If there was one thing at Microsoft's E3 2018 press conference that stung most for PlayStation fans, it was the announcement that Ninja Theory – the cult favourite developer of Heavenly Sword, Enslaved, and Hellblade – had become part of Microsoft Studios. Despite over a decade of games on Sony hardware, this undoubtedly means the studio will no longer be releasing games on PlayStation consoles.
In the aftermath of the announcement, many voiced their disappointment, calling the developer a "traitor" that has abandoned its own independence. The studio has, after all, been outspoken about its fondness for independence in the past, despite the financial hurdles that entails.

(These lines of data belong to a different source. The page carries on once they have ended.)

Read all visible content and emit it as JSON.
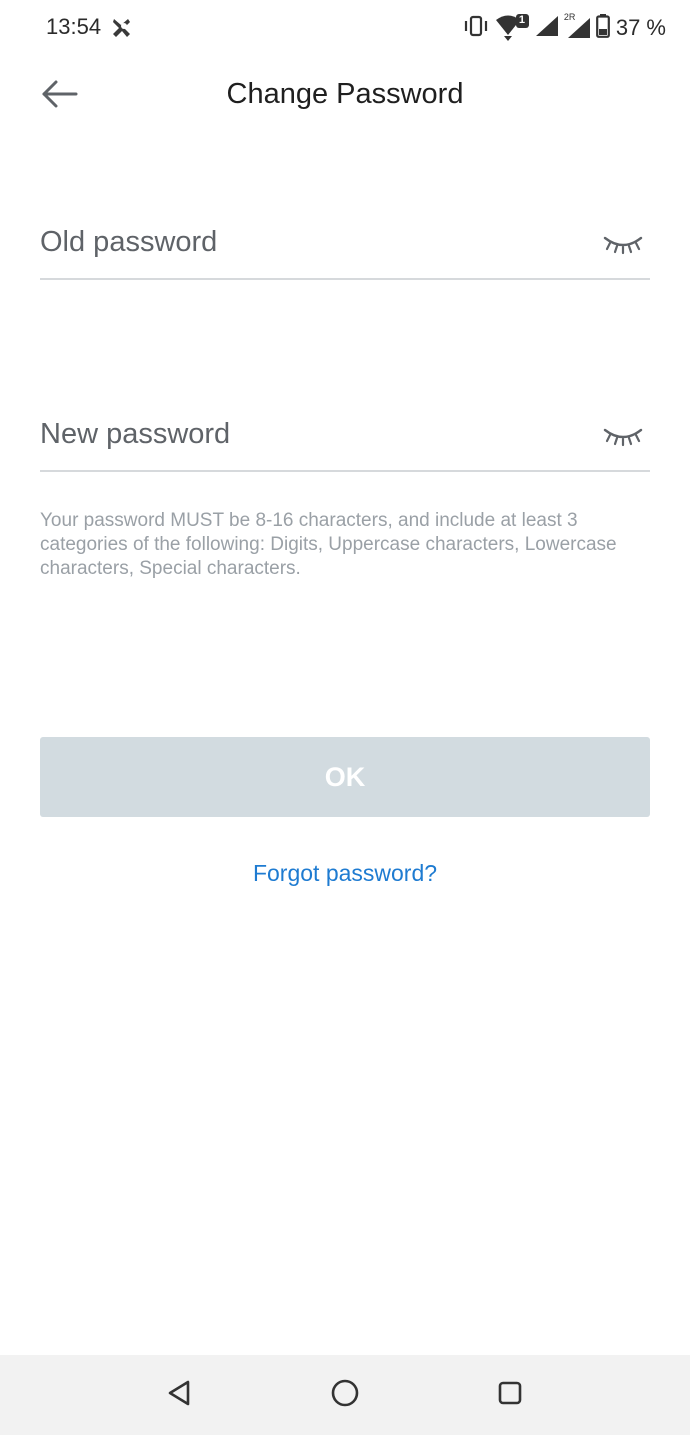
{
  "status_bar": {
    "time": "13:54",
    "battery": "37 %",
    "icons": [
      "app-notification-icon",
      "vibrate-icon",
      "wifi-icon",
      "sim1-signal-icon",
      "sim2-signal-icon",
      "battery-icon"
    ],
    "wifi_badge": "1",
    "sim2_label": "2R"
  },
  "header": {
    "back_icon": "arrow-left-icon",
    "title": "Change Password"
  },
  "form": {
    "old_password": {
      "placeholder": "Old password",
      "value": "",
      "toggle_icon": "eye-closed-icon"
    },
    "new_password": {
      "placeholder": "New password",
      "value": "",
      "toggle_icon": "eye-closed-icon"
    },
    "hint": "Your password MUST be 8-16 characters, and include at least 3 categories of the following: Digits, Uppercase characters, Lowercase characters, Special characters.",
    "ok_label": "OK",
    "ok_enabled": false,
    "forgot_label": "Forgot password?"
  },
  "colors": {
    "link": "#1e7bd1",
    "button_disabled": "#d2dbe0",
    "hint_text": "#9aa0a6"
  },
  "nav_bar": {
    "icons": [
      "nav-back-icon",
      "nav-home-icon",
      "nav-recents-icon"
    ]
  }
}
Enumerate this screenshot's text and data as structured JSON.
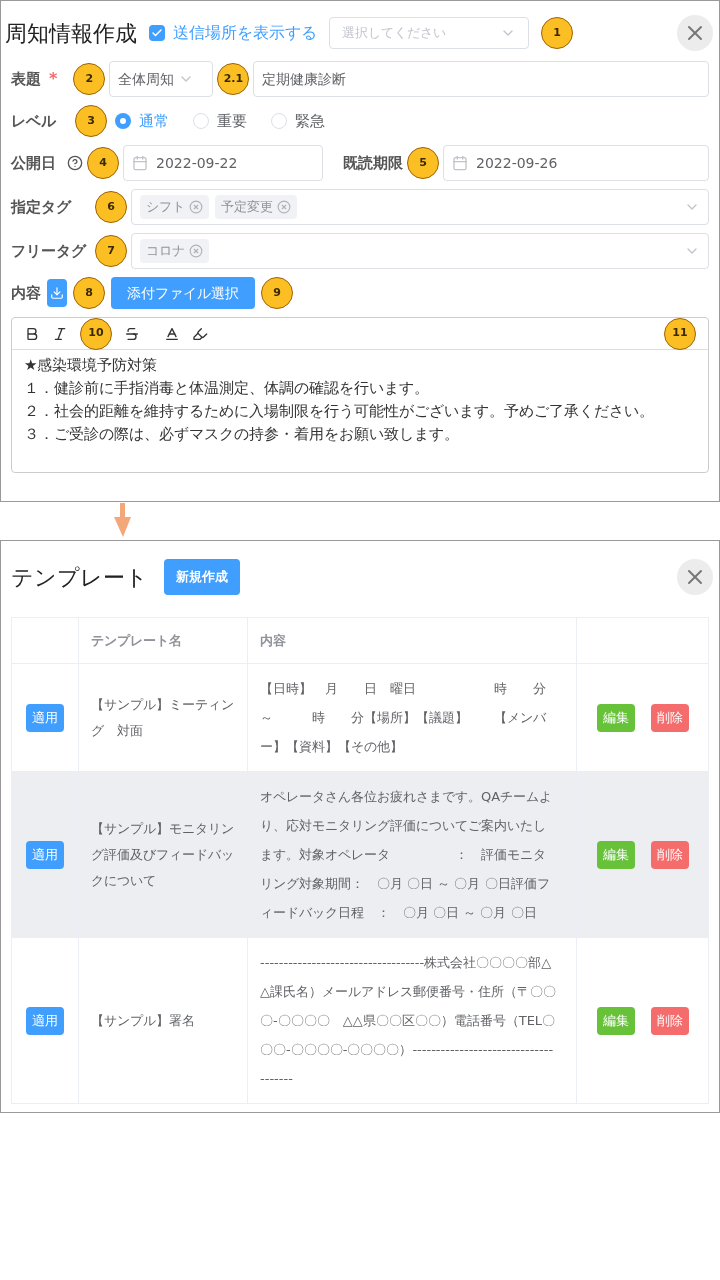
{
  "compose": {
    "title": "周知情報作成",
    "show_location": {
      "label": "送信場所を表示する",
      "checked": true
    },
    "location_select": {
      "placeholder": "選択してください",
      "badge": "1"
    },
    "subject": {
      "label": "表題",
      "required": true,
      "required_mark": "*",
      "category": "全体周知",
      "value": "定期健康診断",
      "badge": "2",
      "value_badge": "2.1"
    },
    "level": {
      "label": "レベル",
      "badge": "3",
      "options": [
        {
          "label": "通常",
          "selected": true
        },
        {
          "label": "重要",
          "selected": false
        },
        {
          "label": "緊急",
          "selected": false
        }
      ]
    },
    "publish_date": {
      "label": "公開日",
      "value": "2022-09-22",
      "badge": "4"
    },
    "read_deadline": {
      "label": "既読期限",
      "value": "2022-09-26",
      "badge": "5"
    },
    "tags": {
      "label": "指定タグ",
      "badge": "6",
      "items": [
        "シフト",
        "予定変更"
      ]
    },
    "free_tags": {
      "label": "フリータグ",
      "badge": "7",
      "items": [
        "コロナ"
      ]
    },
    "content": {
      "label": "内容",
      "download_badge": "8",
      "attach_button": "添付ファイル選択",
      "attach_badge": "9",
      "toolbar_badge": "10",
      "editor_badge": "11",
      "lines": [
        "★感染環境予防対策",
        "１．健診前に手指消毒と体温測定、体調の確認を行います。",
        "２．社会的距離を維持するために入場制限を行う可能性がございます。予めご了承ください。",
        "３．ご受診の際は、必ずマスクの持参・着用をお願い致します。"
      ]
    }
  },
  "templates": {
    "title": "テンプレート",
    "new_button": "新規作成",
    "columns": [
      "テンプレート名",
      "内容"
    ],
    "rows": [
      {
        "apply": "適用",
        "name": "【サンプル】ミーティング　対面",
        "content": "【日時】　月　　日　曜日　　　　　　時　　分～　　　時　　分【場所】【議題】　　【メンバー】【資料】【その他】",
        "edit": "編集",
        "delete": "削除",
        "highlighted": false
      },
      {
        "apply": "適用",
        "name": "【サンプル】モニタリング評価及びフィードバックについて",
        "content": "オペレータさん各位お疲れさまです。QAチームより、応対モニタリング評価についてご案内いたします。対象オペレータ　　　　　：　評価モニタリング対象期間：　〇月 〇日 ～ 〇月 〇日評価フィードバック日程　：　〇月 〇日 ～ 〇月 〇日",
        "edit": "編集",
        "delete": "削除",
        "highlighted": true
      },
      {
        "apply": "適用",
        "name": "【サンプル】署名",
        "content": "-----------------------------------株式会社〇〇〇〇部△△課氏名）メールアドレス郵便番号・住所（〒〇〇〇-〇〇〇〇　△△県〇〇区〇〇）電話番号（TEL〇〇〇-〇〇〇〇-〇〇〇〇）-------------------------------------",
        "edit": "編集",
        "delete": "削除",
        "highlighted": false
      }
    ]
  }
}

Despite our own disappointment at losing a beloved studio, however, we should perhaps take a step back. There are always two sides to every story, and Ninja Theory is keen to voice the reasons behind its decision.
In the video above, the developer outlines why it decided to sell itself to Microsoft. Those in the know might remember in 2013 the rumour that the developer was abandoning console gaming in favour of the blossoming mobile market. Those rumours thankfully turned out to be false as the studio went on to develop one of our favourite games of 2017, Hellblade. But perhaps there was some spark to that rumour, after all, as co-founder and chief "Ninja" of the studio, Tameem Antoniades, explains that the studio almost disappeared entirely four years ago.
It's worth remembering the number of studios that have closed down in recent years, a figure in the hundreds that include Pandemic and Team Bondi to name just two, and while Ninja Theory's games have been consistently good over the years, they've never really set the sales charts alight.
It is perhaps understandable, then, that, when Microsoft comes in with an open chequebook promising both creative independence and access to a significant marketing team and budget, the studio would listen.
Critics may argue that Microsoft's track record is against it; we all saw what happened to the once great British studio Rare, after all. But in the current gaming climate where even powerhouse studios such as Visceral – working with the Star Wars license and led by former Uncharted director Amy Hennig, for Pete's sake – are being shuttered, financial and creative security is paramount.
So, give the video a watch and remember the good times. Thank the studio for all its great work and remember that, in a wider context, even if we may never again receive their games on PlayStation, we're all better off if the firm sticks around. As PlayStation fans, it's a bitter pill to swallow, but we wish the company all the best.